EXERCISE INSTRUCTIONS: Within the records below, filter for lines carrying the word "JSON" and copy them.

======== MATERIAL PROVIDED

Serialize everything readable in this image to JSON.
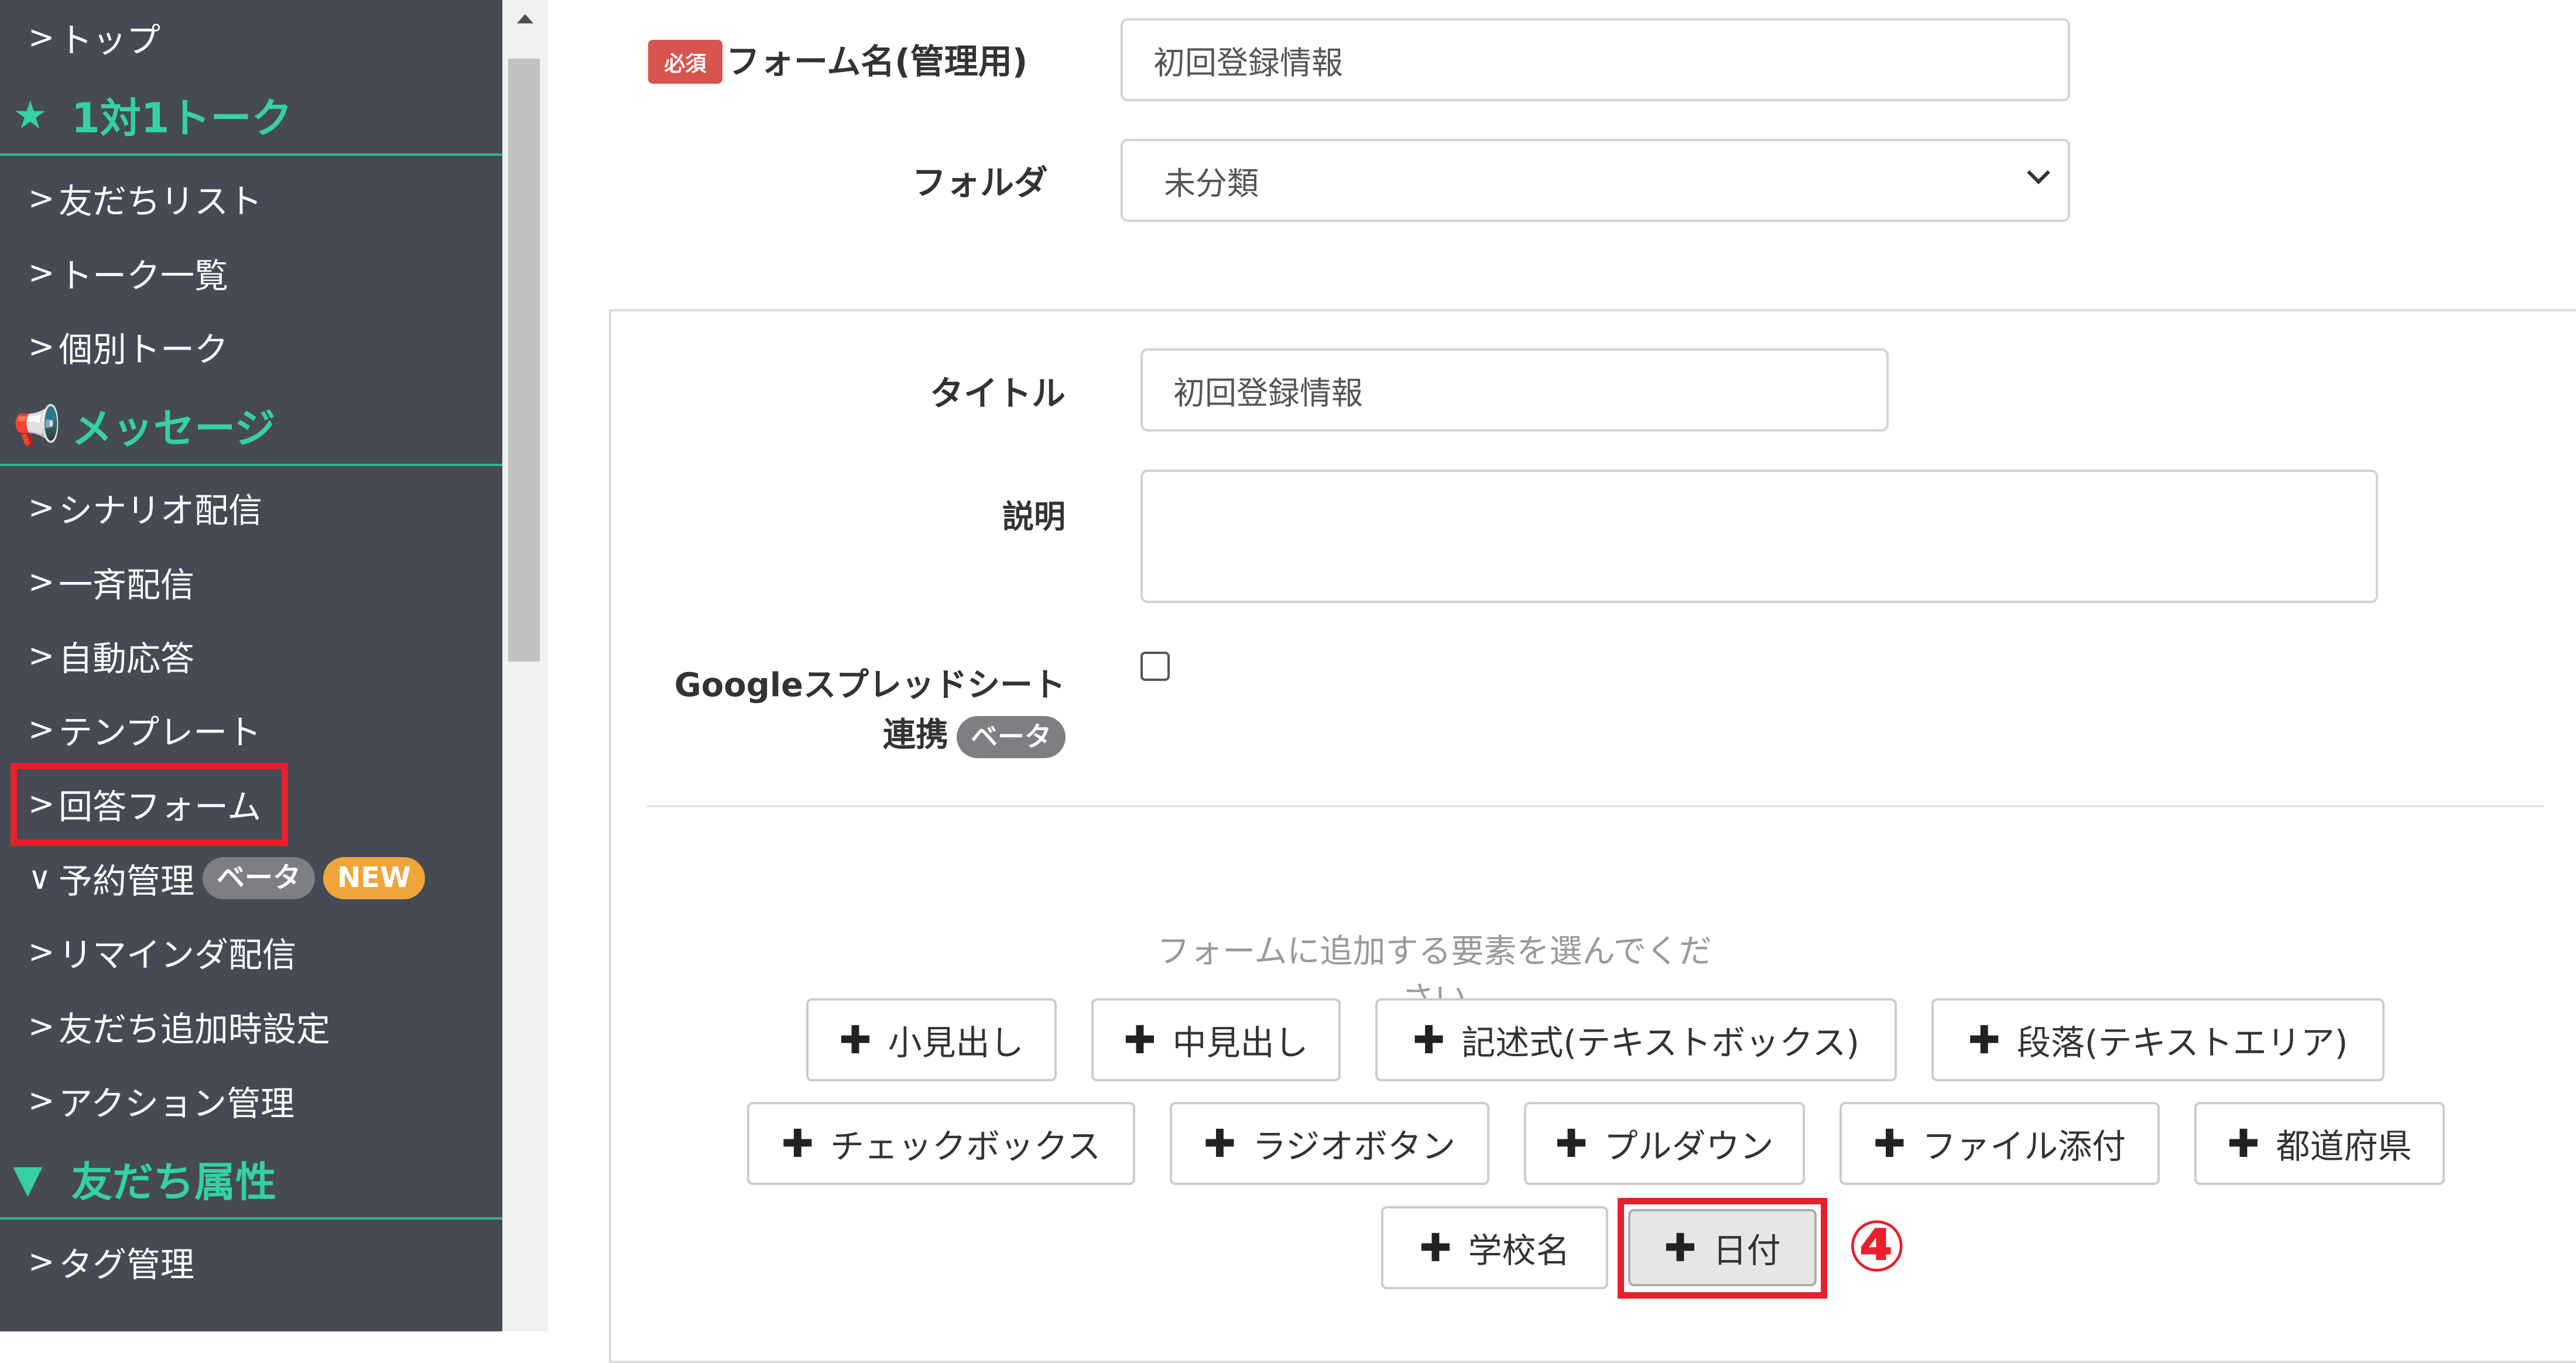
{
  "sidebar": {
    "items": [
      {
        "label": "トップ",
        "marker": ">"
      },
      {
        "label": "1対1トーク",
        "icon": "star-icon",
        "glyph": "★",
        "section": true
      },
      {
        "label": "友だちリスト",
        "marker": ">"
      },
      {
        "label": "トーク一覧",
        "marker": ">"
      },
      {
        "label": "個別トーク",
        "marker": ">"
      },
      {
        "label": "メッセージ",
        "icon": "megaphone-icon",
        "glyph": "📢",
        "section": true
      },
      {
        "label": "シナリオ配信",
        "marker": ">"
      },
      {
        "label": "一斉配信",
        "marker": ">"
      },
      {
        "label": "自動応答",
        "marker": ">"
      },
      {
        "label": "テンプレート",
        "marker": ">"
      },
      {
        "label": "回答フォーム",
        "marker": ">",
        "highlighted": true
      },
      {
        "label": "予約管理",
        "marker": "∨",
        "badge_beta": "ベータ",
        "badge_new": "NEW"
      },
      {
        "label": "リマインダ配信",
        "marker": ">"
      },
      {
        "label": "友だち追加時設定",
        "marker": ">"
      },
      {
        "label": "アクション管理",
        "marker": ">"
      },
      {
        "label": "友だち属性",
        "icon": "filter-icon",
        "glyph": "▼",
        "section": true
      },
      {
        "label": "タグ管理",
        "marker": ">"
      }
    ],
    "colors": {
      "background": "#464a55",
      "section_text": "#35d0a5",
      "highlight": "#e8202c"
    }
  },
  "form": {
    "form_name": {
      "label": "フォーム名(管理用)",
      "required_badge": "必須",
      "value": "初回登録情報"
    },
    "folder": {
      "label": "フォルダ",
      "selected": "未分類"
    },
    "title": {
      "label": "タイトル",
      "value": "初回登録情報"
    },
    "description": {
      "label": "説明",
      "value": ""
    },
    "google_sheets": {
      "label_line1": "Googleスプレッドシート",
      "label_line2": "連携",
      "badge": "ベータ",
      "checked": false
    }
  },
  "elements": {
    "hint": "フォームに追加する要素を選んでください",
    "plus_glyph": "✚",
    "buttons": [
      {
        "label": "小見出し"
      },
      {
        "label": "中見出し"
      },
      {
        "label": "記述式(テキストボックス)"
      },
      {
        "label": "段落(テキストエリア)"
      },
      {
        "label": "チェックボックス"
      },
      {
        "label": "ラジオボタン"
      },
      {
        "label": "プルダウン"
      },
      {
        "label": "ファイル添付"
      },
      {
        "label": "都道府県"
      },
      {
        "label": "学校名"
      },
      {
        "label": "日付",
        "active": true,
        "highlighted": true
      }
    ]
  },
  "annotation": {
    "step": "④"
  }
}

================
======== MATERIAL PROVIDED

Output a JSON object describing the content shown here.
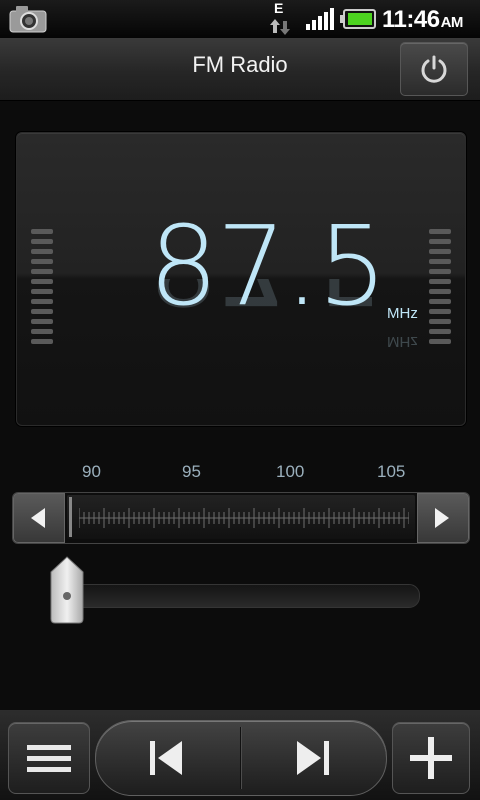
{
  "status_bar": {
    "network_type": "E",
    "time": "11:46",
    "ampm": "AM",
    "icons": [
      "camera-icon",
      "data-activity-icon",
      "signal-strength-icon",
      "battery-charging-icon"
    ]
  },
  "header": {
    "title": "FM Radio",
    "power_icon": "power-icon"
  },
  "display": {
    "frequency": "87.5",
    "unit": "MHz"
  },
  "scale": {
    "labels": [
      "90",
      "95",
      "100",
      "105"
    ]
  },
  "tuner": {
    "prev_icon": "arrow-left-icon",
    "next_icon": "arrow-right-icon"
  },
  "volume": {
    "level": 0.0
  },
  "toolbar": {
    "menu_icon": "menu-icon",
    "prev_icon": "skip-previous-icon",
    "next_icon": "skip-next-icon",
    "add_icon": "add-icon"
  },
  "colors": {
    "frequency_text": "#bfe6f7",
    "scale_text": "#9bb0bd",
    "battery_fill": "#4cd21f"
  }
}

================

EXPECTED ANSWER:
Serialize everything readable in this image to JSON.
Output a JSON object describing the content shown here.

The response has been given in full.